So get out there and start lapping!
I feel like there is just no beating the Triangle area when it comes to running routes, and the following photo tour is my absolute favorite in this area. It has a little of everything: road, trail, bridle path, greenway, lakes, creeks, hills, and plenty of water and bathrooms stops along the way. A runner cannot ask for a better route!
When I started writing this post, I tried to come up with a catchy title for about a minute before it occurred to me that you can’t sugar coat a bad habit. It is what it is. At the karate school I use to teach at, we would say “Good habits are hard to make but easy to live with; bad habits are easy to make but hard to live with.” That’s a bit too long for a title, but I think it serves as a great lead in to this important topic.
Some bad habits are known to you, others might be things you have never thought of but do anyway, some are things you are neglecting to do, but they all have one thing in common: they make you slower.
A good marathon plan will typically start with 4 weeks of hill training.
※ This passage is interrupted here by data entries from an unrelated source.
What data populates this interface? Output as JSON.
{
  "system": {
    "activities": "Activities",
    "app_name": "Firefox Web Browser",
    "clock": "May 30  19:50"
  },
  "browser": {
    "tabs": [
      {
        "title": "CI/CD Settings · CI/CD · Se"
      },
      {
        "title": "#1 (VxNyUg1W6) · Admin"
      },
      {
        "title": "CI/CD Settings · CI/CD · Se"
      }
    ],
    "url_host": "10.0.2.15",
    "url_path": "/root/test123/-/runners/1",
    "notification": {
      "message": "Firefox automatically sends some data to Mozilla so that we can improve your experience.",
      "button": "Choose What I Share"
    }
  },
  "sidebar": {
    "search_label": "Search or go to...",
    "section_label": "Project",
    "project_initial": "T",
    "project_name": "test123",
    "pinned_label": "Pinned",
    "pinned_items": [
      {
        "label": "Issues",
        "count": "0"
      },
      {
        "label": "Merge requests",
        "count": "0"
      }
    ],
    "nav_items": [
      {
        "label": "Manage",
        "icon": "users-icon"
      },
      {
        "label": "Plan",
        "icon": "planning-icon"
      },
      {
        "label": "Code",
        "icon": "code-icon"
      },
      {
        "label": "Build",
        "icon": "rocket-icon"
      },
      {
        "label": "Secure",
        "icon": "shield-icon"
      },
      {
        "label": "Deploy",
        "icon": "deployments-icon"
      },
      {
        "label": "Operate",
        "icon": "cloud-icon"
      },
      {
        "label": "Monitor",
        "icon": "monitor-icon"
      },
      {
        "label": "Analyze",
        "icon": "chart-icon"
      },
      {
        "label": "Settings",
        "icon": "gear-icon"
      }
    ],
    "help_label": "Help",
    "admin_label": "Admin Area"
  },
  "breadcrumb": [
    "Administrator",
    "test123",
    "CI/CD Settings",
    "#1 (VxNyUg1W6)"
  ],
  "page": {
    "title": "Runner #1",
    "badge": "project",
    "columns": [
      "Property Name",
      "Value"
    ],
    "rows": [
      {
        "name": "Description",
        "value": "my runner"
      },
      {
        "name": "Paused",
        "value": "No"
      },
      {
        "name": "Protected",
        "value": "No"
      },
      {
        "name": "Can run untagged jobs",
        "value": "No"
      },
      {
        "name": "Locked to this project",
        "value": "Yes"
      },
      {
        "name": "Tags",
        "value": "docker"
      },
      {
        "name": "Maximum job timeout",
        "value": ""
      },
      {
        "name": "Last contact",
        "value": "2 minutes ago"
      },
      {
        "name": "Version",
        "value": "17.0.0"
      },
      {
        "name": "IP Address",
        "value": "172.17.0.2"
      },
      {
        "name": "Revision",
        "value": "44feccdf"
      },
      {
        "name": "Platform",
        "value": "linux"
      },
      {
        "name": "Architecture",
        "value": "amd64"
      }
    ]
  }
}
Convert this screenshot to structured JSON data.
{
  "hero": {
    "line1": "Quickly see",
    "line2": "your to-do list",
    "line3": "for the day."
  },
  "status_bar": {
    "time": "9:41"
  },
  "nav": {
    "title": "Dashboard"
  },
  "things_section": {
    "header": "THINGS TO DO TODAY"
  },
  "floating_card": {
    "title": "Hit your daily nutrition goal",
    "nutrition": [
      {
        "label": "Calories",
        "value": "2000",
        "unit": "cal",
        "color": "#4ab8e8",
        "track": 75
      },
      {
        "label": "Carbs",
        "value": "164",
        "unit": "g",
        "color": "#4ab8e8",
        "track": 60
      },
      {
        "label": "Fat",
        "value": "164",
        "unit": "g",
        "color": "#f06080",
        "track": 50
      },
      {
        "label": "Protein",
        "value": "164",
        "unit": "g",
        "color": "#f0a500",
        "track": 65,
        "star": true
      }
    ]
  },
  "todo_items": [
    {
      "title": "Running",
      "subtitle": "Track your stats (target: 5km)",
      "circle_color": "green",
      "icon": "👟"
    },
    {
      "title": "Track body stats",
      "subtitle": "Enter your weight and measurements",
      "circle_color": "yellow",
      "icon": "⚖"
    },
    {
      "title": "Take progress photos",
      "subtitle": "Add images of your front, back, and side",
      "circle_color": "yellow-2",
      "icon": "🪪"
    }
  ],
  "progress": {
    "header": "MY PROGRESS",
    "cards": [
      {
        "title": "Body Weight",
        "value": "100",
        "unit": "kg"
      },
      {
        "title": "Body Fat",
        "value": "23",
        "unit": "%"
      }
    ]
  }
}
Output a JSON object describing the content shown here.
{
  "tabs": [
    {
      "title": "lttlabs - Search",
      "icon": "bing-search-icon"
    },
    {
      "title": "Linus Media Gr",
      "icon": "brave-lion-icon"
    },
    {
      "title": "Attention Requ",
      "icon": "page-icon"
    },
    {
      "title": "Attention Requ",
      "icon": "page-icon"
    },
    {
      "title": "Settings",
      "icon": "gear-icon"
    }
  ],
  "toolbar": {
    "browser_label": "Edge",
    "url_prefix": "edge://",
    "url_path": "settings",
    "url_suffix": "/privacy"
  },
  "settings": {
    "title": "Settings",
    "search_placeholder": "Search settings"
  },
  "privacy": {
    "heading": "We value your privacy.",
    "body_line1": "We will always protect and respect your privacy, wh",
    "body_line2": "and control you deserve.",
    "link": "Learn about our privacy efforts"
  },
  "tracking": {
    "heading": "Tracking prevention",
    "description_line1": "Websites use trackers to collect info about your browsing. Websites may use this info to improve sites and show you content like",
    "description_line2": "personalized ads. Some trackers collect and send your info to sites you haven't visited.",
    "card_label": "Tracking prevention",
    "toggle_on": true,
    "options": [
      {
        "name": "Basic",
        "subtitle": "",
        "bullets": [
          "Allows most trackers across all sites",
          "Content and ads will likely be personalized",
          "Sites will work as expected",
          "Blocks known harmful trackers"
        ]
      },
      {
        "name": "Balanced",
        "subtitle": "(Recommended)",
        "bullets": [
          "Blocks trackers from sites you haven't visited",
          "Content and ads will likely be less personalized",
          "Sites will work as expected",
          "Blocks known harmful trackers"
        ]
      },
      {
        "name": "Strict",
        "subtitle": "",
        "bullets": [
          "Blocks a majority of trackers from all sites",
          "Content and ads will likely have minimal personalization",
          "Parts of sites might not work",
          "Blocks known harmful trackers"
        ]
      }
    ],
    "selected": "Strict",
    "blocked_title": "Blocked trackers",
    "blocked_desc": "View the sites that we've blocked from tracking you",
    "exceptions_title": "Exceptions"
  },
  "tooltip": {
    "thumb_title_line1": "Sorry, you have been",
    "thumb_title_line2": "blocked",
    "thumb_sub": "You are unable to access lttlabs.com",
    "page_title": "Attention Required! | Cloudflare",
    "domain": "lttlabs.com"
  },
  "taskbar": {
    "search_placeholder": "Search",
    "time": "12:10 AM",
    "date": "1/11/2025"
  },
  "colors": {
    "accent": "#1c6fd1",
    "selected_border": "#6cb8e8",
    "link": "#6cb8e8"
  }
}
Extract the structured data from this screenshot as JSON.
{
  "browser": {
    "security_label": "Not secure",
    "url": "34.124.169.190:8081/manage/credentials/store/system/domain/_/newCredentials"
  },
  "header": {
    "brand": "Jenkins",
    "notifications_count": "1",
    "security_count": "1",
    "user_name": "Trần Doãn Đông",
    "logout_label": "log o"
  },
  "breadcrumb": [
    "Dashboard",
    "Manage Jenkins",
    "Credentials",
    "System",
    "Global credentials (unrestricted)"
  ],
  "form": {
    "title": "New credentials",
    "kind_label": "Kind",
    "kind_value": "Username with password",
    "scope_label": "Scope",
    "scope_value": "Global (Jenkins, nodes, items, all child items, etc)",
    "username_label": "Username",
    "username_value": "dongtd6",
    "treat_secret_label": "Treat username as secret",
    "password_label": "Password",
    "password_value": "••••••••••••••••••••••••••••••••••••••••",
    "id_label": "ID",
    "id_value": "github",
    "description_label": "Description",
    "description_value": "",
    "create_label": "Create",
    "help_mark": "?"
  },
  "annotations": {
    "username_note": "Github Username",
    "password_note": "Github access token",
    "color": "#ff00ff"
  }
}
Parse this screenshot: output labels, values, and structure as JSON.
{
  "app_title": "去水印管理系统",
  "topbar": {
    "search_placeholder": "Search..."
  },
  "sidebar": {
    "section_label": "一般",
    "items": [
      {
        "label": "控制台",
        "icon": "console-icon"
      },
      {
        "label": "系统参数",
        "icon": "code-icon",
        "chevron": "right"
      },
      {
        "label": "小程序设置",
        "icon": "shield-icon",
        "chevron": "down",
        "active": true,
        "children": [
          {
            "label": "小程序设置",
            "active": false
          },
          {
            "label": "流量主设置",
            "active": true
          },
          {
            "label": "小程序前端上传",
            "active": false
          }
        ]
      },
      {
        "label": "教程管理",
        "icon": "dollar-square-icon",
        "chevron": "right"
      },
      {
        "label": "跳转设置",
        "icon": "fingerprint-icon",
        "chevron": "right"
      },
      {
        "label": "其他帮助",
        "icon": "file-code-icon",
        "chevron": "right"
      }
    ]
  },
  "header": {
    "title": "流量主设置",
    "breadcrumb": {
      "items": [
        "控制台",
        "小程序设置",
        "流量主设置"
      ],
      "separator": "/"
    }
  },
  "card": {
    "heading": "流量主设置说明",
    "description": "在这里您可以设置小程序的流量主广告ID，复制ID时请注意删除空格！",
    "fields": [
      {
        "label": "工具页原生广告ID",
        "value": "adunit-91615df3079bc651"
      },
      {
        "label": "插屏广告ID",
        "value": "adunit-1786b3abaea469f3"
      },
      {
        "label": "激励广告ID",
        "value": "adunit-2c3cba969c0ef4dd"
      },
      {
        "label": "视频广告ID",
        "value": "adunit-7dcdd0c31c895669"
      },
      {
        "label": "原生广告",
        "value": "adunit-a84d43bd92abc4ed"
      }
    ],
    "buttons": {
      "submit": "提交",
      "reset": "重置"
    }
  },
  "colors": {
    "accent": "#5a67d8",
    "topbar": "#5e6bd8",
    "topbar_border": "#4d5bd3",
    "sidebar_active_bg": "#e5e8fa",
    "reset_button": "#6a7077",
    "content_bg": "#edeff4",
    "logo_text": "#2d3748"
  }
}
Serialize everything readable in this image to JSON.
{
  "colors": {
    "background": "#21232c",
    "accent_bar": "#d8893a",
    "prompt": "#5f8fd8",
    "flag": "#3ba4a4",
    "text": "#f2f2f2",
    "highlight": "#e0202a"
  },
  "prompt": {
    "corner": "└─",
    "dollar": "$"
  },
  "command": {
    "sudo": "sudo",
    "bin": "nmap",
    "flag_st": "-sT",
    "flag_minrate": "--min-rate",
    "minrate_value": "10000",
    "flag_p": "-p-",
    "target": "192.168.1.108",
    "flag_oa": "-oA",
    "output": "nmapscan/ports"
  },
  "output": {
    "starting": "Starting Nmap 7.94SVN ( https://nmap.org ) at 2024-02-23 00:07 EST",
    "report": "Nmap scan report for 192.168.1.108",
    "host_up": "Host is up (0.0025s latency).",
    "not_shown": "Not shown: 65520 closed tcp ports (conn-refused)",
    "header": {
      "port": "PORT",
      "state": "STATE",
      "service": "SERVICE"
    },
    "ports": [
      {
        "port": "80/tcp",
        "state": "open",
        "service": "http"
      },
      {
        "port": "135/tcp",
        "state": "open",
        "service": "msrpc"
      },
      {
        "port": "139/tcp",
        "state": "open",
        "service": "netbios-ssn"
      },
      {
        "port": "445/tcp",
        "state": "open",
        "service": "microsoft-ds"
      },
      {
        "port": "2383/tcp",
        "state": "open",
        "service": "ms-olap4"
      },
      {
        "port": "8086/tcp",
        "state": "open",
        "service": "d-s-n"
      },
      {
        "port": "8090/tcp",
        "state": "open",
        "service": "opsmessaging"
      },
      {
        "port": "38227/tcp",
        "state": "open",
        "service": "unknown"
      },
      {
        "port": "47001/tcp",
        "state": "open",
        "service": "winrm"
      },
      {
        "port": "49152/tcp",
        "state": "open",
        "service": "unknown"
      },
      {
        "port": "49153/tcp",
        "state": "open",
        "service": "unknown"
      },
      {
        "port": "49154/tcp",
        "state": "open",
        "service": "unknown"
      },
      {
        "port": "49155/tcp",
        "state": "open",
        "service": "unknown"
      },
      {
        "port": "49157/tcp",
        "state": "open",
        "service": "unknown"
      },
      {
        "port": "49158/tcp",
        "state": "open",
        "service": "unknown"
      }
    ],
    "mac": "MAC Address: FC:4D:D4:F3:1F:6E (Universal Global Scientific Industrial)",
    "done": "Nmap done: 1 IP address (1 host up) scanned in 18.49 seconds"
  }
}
Within those 4 weeks, the runner will work on three different hill workouts: hill sprints, medium hills, and long hills. I am always scoping out new hills in my long and easy runs, filing them away for the hill module to keep things interesting.
Have you ever let these thoughts creep into your head during a run? They worm their way in and try to convince you to shave off a little distance from your goal, trying to convince you that “this far is enough.”
It’s almost like being back in college. The idea of skipping class occurs to you…maybe when you wake up in the middle of the night and class is at 9:30AM. I could just skip. And there it is, that thought, and now it’s like you have no choice! You are simply doomed to skip class.
I learned that I need to fight these thoughts when it comes to running.
If you bonk in a 10k, miss your PR in a 5k, or simply just have a bad race in a short or middle distance run, the fix can be as simple as waiting a week and trying again. It’s cheap, easy and you don’t need to recover too much from these distances. If you DNF a marathon at mile 23 like I did, you are left holding the shattered remains of 4 months of hard training and dedication, and your body will likely not be ready for another go at the marathon distance for weeks or even months.
In short, you get a lot of time to think about the mistakes you made.
But, for me, it also gave me the motivation to seek change. What can I change? What do I have no control over? If there is a Serenity Prayer for Runners, I found it in Matt Fitzgerald’s book Racing Weight. And I made the decision to change the things that I can change and accept the things that are beyond my control.
“You sound like a philosopher.”
That was a comment I got once while on a group run when I happened to get into my “book worm” mode and started talking about the changes I have seen in my running since reading Greg McMillan’s YOU (Only Faster).
That’s me, and it always has been. I love reading, and my running obsession has combined with this love of the written word. There are many fabulous books about running, whether they are more “How to” in nature, stories of personal journeys, or in depth training and nutrition guides. I have gained invaluable knowledge from reading about this sport, and I encourage others to do so as well.
Here is a list of some of my favorite running literature:
The White Oak Creek Greenway runs 6 miles, with a section of sidewalk connector included, from Bond Park in Cary, NC all the way to Green Level Church Road, where it will eventually connect with the 22 mile American Tobacco Trail. This greenway has multiple bathroom, water and rest stops as well as connections to playgrounds, area parks, and schools.